The Oil and Gas Reclamation Bonding Amounts matrix lists the bonding requirements for 11 states and the federal government. Reclamation bonds are intended to ensure that the companies, not taxpayers, pay for well recovery. Bond amounts, however, are often too low to cover the damages from drilling.
This is especially true with blanket bonds. A blanket bond sets an amount to reclaim, theoretically, all of an operator’s wells within a state or across the country.


Oil and gas bonding is problematic because of the boom and bust nature of the industry. States like Wyoming face a reclamation crisis because of insufficient bonds, coupled with bankrupt oil and gas companies.

A review highlights weak bonding requirements for Western oil and gas producing states and for federal lands and minerals.

Weaknesses include low bond amounts, blanket bonds, and, and “self bonding,” which lets companies simply promise to pay reclamation costs in the future.

Some states allow alarmingly low bond amounts. South Dakota, Utah and the BLM require minimum statewide blanket bonding amounts of $30,000 or less. In Texas, the single well bond is only $2 per foot of well depth. Montana and Utah set minimum single well bond amounts of only $1,500.

When you consider the actual costs of reclamation, bonding amounts are too low. A study of reclamation costs in Wyoming found that the average cost to reclaim a single well ranged from $569 to $527,829. Some newer, deeper wells may cost $17 million per well to reclaim.

By that measure, the blanket bond of $50,000 in New Mexico and several other states may not reclaim even one well, much less all of an operator’s wells in the state.

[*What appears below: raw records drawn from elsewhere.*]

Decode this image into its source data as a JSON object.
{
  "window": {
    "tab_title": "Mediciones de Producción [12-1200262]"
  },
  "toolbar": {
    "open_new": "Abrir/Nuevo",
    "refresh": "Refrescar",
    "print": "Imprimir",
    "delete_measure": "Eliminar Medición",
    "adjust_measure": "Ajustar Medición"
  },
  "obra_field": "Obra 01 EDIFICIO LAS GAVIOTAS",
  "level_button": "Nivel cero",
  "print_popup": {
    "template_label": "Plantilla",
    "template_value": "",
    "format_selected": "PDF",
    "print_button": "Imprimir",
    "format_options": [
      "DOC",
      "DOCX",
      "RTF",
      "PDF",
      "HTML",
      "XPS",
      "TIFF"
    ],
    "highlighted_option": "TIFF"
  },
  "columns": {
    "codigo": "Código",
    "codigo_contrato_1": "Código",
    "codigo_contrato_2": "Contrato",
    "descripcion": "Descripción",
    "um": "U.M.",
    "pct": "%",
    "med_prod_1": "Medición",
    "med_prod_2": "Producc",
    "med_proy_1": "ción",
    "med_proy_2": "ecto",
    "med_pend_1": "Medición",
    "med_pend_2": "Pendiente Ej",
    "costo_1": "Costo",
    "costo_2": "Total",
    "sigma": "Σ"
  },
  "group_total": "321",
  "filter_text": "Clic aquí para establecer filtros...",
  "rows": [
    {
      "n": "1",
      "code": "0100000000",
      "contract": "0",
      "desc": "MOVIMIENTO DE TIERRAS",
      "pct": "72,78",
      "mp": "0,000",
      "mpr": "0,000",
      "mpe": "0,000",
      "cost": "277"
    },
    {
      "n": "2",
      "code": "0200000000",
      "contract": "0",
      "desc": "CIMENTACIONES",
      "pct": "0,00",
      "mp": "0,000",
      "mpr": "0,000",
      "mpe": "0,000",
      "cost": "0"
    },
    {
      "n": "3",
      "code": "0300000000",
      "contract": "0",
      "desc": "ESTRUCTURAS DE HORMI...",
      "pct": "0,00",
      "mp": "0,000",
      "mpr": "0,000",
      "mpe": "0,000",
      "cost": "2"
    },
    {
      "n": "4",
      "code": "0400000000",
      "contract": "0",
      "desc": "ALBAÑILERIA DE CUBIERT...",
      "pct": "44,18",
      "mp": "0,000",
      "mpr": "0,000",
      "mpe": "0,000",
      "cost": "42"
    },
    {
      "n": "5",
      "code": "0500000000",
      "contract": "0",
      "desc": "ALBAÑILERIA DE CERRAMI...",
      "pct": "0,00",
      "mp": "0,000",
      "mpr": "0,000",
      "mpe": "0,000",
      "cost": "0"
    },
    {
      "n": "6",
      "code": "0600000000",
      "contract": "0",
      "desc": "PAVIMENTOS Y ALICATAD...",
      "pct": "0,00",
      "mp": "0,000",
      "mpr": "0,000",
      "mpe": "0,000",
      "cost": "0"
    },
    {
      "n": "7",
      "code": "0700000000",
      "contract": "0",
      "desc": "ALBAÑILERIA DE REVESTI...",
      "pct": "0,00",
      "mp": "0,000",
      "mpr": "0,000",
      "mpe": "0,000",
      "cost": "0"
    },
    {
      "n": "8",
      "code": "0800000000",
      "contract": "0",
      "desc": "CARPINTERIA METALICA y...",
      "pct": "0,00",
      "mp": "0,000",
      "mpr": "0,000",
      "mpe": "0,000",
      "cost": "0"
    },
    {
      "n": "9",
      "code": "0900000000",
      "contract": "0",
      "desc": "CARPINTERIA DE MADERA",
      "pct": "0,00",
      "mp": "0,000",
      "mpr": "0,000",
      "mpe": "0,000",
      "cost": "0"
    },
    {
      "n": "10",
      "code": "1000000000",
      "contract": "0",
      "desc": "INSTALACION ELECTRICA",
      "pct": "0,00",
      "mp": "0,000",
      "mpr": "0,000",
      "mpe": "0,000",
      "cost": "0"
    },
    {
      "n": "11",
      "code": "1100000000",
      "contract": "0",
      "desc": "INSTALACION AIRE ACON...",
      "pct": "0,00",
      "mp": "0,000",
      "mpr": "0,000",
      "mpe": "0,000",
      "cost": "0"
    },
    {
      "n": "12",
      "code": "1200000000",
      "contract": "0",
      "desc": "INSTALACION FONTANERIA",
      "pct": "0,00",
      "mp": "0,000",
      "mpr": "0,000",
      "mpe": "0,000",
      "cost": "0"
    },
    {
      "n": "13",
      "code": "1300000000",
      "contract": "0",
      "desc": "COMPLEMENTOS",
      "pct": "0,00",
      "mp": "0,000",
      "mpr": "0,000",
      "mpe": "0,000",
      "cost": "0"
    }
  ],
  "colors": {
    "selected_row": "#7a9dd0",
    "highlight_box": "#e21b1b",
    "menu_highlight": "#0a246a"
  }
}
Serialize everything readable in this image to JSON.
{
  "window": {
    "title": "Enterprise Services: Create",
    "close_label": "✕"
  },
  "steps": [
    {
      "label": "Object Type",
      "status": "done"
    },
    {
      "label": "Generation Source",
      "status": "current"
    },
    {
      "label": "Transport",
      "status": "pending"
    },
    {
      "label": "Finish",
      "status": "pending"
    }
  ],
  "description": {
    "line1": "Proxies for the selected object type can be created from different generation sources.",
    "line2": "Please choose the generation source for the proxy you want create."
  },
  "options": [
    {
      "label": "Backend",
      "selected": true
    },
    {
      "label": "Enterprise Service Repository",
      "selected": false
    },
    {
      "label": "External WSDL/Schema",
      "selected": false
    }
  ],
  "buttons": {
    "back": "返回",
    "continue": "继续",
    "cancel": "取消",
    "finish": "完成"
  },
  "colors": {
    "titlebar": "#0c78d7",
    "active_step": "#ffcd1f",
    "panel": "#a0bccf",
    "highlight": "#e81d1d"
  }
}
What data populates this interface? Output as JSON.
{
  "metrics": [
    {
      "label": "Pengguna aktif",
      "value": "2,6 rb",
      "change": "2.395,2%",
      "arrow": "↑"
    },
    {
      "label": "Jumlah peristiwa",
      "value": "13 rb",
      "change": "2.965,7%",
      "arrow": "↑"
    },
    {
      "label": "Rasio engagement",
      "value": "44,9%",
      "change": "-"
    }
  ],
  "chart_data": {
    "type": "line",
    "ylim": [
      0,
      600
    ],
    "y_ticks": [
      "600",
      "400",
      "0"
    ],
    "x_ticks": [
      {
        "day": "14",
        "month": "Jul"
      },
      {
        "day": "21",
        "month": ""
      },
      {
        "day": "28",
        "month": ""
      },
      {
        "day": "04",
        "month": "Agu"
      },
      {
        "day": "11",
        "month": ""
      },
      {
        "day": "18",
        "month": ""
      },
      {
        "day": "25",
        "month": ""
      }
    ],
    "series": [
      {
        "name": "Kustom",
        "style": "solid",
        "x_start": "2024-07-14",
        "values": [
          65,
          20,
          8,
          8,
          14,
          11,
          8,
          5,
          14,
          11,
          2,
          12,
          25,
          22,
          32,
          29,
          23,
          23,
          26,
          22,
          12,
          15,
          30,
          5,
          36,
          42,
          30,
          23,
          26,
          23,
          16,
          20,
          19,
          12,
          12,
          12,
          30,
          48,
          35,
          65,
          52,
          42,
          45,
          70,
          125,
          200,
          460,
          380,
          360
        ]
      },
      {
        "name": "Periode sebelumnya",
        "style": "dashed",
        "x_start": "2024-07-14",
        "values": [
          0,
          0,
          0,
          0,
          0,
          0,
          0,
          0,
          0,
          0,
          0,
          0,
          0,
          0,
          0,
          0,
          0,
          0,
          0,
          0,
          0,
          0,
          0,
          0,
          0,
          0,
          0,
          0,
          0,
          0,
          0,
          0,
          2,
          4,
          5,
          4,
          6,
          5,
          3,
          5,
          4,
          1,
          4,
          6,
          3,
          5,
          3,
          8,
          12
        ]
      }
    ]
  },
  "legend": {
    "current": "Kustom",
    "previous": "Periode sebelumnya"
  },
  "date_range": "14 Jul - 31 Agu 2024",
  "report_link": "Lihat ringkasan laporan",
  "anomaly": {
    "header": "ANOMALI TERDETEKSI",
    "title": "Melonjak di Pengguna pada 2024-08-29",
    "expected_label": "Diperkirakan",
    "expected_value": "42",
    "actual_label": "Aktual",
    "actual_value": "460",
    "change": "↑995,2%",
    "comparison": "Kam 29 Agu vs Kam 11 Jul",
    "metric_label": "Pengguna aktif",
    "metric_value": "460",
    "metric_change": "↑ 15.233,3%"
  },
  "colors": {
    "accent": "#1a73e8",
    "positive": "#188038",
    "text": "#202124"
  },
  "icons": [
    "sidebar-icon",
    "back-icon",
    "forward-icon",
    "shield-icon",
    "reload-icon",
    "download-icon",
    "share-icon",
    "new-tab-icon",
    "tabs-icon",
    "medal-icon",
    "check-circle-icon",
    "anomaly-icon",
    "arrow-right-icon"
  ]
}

Bonding amounts should reflect current reclamation costs to protect our land and taxpayer liability.

The following table summarizes oil and gas reclamation bonding requirements as specified in state and federal regulations and statutes.